→ **WHAT TO WORK ON**: Each line below that contains "title" should be counted. Give only the total.

→ **DATA FOR ANALYSIS**:
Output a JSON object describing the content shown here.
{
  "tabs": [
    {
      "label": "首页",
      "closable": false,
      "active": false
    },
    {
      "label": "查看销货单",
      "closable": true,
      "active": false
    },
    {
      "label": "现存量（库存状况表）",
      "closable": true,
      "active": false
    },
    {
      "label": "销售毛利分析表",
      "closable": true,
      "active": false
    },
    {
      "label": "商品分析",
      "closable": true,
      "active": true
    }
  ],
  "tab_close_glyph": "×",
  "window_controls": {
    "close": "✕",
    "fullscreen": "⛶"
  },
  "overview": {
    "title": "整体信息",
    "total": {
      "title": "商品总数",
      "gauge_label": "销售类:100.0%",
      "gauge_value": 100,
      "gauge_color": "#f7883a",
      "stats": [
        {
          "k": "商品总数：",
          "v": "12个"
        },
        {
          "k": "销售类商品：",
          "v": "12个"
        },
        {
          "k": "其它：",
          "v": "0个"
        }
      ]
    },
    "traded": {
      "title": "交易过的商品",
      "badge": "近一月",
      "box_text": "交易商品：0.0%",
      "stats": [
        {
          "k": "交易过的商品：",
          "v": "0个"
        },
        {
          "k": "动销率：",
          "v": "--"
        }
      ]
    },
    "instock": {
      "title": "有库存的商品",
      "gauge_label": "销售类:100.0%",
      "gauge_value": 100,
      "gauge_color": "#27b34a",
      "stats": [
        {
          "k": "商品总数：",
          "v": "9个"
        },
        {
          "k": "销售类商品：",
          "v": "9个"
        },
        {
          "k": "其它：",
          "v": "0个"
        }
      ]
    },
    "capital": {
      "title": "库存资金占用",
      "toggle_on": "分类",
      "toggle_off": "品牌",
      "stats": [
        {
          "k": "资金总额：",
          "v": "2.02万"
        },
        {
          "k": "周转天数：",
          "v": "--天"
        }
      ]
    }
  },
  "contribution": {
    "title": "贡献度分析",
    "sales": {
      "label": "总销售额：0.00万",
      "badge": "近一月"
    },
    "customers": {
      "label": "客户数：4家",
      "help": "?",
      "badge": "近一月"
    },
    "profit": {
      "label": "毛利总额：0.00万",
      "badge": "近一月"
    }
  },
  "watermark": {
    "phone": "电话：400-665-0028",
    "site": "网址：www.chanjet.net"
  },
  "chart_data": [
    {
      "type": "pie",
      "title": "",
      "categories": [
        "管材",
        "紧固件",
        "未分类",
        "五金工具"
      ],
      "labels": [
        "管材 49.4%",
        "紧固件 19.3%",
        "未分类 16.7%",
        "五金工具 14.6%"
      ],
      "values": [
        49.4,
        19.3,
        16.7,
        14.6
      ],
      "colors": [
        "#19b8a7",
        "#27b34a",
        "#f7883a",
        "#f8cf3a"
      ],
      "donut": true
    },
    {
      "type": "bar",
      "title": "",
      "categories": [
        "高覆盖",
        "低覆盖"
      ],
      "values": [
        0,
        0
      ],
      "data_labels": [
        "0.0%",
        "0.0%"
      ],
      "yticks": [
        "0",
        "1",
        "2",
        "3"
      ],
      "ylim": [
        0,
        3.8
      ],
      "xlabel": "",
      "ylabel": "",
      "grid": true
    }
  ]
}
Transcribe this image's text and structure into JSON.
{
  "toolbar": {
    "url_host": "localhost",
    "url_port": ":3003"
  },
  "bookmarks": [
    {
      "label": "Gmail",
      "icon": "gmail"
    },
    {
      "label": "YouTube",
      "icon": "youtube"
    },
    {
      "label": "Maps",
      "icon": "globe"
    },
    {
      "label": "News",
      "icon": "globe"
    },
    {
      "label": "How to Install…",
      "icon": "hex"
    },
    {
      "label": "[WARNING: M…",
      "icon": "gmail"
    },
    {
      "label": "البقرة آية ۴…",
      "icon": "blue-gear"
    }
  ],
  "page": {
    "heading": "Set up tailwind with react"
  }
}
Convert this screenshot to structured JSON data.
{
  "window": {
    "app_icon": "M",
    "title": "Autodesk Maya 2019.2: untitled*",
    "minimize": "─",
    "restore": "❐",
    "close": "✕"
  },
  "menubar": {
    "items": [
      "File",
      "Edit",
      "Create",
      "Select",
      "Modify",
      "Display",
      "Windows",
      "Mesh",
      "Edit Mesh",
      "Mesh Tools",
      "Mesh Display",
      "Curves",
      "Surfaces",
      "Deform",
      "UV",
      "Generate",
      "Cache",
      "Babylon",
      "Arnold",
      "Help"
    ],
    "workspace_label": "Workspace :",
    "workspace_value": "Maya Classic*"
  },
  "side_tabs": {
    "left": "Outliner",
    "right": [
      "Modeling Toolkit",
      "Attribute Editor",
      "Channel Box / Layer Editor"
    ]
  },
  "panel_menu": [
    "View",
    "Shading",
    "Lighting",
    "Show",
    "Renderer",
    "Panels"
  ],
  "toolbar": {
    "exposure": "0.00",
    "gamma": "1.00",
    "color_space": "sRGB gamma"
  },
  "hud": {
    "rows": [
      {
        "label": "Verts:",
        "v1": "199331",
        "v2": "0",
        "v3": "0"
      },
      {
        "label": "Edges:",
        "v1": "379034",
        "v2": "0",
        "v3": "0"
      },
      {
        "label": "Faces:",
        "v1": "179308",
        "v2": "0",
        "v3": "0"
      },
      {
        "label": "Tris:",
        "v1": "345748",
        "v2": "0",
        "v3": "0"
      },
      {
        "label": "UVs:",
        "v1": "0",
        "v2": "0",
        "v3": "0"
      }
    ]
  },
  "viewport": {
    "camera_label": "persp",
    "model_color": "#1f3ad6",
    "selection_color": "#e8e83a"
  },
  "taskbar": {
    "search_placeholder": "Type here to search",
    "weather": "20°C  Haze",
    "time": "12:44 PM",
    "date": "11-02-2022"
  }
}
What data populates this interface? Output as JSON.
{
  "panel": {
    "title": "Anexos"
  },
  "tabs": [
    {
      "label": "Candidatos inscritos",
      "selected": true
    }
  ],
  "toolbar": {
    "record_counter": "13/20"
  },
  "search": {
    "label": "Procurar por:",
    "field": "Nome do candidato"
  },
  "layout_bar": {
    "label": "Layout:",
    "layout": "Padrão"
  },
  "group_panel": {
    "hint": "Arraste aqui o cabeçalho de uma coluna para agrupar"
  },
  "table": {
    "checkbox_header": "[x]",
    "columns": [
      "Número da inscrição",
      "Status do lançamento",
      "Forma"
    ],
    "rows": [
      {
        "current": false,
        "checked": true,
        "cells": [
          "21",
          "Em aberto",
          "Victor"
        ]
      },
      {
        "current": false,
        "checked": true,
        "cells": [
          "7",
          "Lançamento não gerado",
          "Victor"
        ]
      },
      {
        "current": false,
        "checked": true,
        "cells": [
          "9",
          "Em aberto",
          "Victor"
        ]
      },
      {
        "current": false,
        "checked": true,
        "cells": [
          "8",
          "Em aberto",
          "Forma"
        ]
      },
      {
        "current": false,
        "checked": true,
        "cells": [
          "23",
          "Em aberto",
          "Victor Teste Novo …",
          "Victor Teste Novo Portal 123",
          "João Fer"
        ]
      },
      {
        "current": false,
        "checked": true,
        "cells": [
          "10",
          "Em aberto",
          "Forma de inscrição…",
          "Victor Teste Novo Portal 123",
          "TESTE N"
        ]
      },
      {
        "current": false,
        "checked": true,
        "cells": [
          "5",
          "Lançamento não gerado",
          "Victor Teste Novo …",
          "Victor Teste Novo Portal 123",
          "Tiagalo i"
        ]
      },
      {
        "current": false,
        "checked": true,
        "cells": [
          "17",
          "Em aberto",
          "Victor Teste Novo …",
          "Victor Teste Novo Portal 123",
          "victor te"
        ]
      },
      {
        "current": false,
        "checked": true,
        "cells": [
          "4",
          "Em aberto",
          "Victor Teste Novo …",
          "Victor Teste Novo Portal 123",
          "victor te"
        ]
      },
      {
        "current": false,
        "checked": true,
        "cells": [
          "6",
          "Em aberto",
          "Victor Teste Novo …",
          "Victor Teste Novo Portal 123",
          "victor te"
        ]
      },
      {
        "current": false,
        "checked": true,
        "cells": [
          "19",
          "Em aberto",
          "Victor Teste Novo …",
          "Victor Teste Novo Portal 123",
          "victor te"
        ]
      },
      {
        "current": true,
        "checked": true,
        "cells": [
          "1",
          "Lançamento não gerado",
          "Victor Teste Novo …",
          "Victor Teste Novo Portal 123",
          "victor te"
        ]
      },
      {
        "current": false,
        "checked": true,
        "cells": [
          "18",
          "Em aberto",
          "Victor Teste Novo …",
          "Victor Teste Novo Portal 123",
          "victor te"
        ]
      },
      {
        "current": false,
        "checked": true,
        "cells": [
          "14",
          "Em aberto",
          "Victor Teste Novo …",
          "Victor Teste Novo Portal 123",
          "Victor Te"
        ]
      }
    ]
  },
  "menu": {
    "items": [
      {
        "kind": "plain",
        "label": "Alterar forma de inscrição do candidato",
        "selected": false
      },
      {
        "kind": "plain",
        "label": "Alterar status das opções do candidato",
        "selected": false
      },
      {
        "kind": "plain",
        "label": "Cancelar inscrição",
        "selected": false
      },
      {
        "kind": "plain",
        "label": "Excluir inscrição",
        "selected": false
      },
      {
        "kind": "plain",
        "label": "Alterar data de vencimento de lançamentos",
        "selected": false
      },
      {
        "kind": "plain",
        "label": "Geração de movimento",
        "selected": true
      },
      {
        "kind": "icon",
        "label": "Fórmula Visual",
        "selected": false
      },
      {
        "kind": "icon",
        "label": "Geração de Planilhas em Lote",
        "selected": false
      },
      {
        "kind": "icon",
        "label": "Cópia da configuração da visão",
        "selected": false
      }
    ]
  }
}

→ **ANSWER TO THIS PROBLEM**: 10